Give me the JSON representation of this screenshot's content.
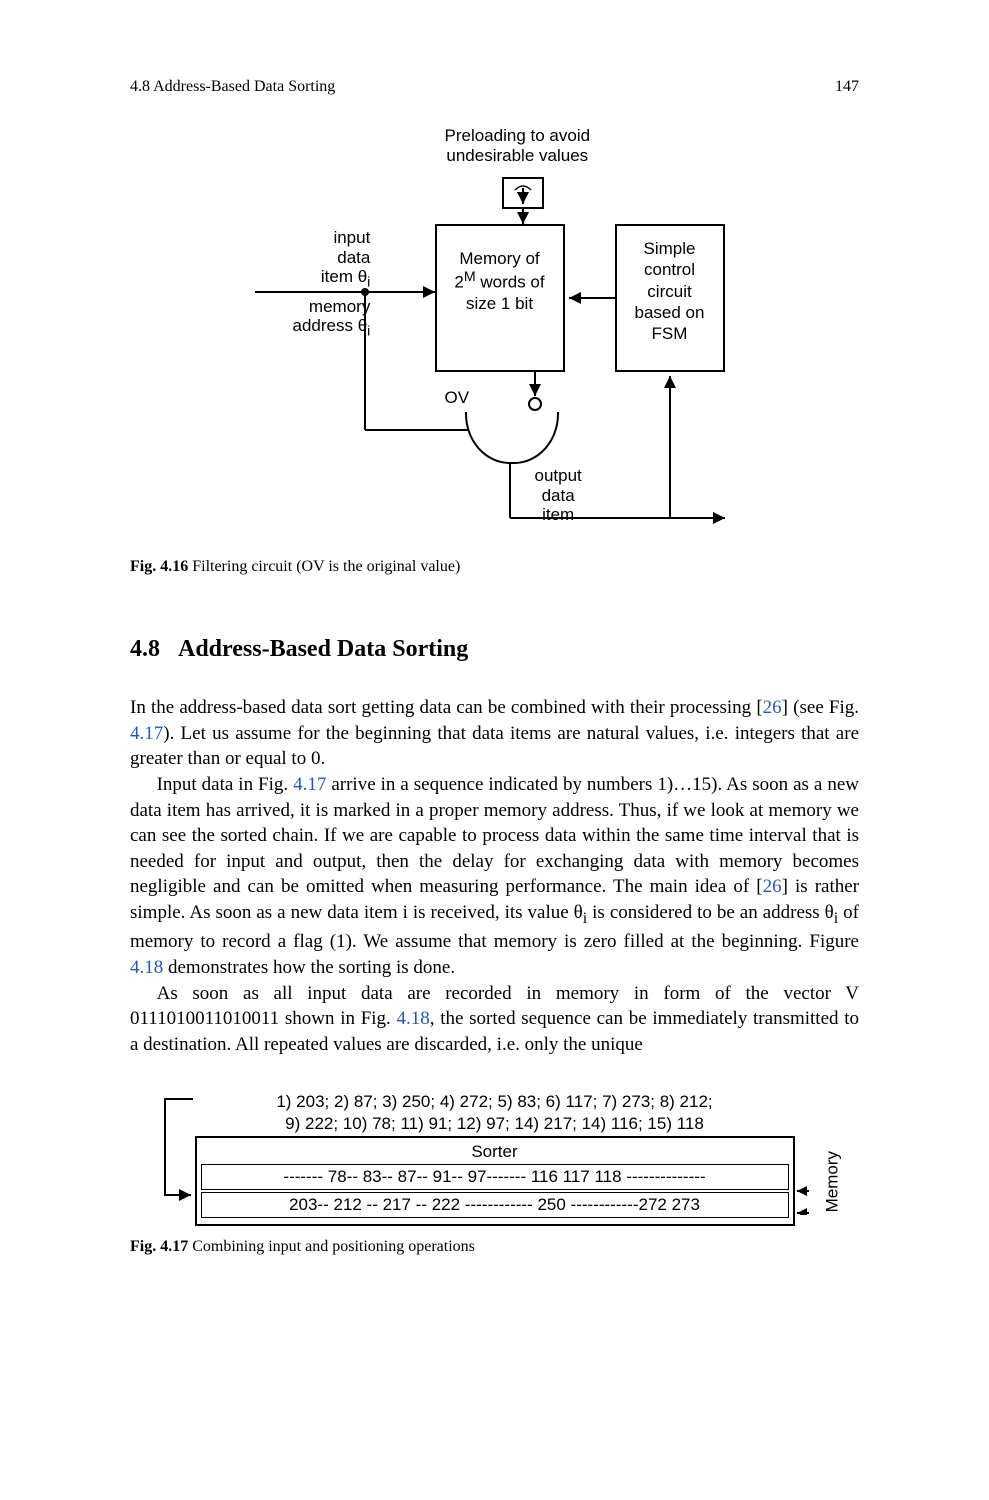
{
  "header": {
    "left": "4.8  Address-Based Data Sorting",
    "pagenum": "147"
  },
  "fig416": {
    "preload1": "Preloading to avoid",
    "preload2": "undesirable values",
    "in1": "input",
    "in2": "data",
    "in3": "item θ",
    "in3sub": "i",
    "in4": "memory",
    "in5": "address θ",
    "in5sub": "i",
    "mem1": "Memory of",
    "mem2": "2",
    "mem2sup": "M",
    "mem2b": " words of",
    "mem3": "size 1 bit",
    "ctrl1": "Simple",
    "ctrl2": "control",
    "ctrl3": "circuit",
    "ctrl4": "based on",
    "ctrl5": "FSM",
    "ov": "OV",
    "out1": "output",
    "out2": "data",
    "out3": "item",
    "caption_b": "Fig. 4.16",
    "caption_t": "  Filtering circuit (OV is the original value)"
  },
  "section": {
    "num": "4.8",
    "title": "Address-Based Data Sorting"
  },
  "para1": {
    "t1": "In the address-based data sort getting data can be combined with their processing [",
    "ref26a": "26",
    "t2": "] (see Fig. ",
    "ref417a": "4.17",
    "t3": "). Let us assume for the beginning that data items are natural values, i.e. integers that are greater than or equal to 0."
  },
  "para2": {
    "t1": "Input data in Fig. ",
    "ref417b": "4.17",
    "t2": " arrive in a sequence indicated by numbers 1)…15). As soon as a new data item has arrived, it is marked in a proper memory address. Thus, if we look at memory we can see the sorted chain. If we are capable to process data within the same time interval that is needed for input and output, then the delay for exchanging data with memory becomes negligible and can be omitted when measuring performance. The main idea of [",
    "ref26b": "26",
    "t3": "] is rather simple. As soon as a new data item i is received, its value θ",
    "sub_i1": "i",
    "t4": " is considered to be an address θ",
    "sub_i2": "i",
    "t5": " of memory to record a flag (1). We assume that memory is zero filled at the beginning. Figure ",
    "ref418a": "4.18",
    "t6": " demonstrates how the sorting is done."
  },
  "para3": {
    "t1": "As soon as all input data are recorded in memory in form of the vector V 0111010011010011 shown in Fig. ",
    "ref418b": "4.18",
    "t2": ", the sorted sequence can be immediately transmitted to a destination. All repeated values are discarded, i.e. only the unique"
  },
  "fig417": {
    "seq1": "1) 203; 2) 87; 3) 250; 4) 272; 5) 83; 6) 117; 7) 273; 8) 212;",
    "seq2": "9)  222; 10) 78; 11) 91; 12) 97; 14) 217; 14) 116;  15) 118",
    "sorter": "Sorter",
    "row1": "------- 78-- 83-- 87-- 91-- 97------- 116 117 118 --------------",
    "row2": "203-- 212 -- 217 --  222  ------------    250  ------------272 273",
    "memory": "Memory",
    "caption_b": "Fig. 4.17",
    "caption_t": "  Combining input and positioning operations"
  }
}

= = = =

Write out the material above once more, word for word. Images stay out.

◆ Result of the exercise ◆
Give me the JSON representation of this screenshot's content.
{
  "header": {
    "left": "4.8  Address-Based Data Sorting",
    "pagenum": "147"
  },
  "fig416": {
    "preload1": "Preloading to avoid",
    "preload2": "undesirable values",
    "in1": "input",
    "in2": "data",
    "in3": "item θ",
    "in3sub": "i",
    "in4": "memory",
    "in5": "address θ",
    "in5sub": "i",
    "mem1": "Memory of",
    "mem2": "2",
    "mem2sup": "M",
    "mem2b": " words of",
    "mem3": "size 1 bit",
    "ctrl1": "Simple",
    "ctrl2": "control",
    "ctrl3": "circuit",
    "ctrl4": "based on",
    "ctrl5": "FSM",
    "ov": "OV",
    "out1": "output",
    "out2": "data",
    "out3": "item",
    "caption_b": "Fig. 4.16",
    "caption_t": "  Filtering circuit (OV is the original value)"
  },
  "section": {
    "num": "4.8",
    "title": "Address-Based Data Sorting"
  },
  "para1": {
    "t1": "In the address-based data sort getting data can be combined with their processing [",
    "ref26a": "26",
    "t2": "] (see Fig. ",
    "ref417a": "4.17",
    "t3": "). Let us assume for the beginning that data items are natural values, i.e. integers that are greater than or equal to 0."
  },
  "para2": {
    "t1": "Input data in Fig. ",
    "ref417b": "4.17",
    "t2": " arrive in a sequence indicated by numbers 1)…15). As soon as a new data item has arrived, it is marked in a proper memory address. Thus, if we look at memory we can see the sorted chain. If we are capable to process data within the same time interval that is needed for input and output, then the delay for exchanging data with memory becomes negligible and can be omitted when measuring performance. The main idea of [",
    "ref26b": "26",
    "t3": "] is rather simple. As soon as a new data item i is received, its value θ",
    "sub_i1": "i",
    "t4": " is considered to be an address θ",
    "sub_i2": "i",
    "t5": " of memory to record a flag (1). We assume that memory is zero filled at the beginning. Figure ",
    "ref418a": "4.18",
    "t6": " demonstrates how the sorting is done."
  },
  "para3": {
    "t1": "As soon as all input data are recorded in memory in form of the vector V 0111010011010011 shown in Fig. ",
    "ref418b": "4.18",
    "t2": ", the sorted sequence can be immediately transmitted to a destination. All repeated values are discarded, i.e. only the unique"
  },
  "fig417": {
    "seq1": "1) 203; 2) 87; 3) 250; 4) 272; 5) 83; 6) 117; 7) 273; 8) 212;",
    "seq2": "9)  222; 10) 78; 11) 91; 12) 97; 14) 217; 14) 116;  15) 118",
    "sorter": "Sorter",
    "row1": "------- 78-- 83-- 87-- 91-- 97------- 116 117 118 --------------",
    "row2": "203-- 212 -- 217 --  222  ------------    250  ------------272 273",
    "memory": "Memory",
    "caption_b": "Fig. 4.17",
    "caption_t": "  Combining input and positioning operations"
  }
}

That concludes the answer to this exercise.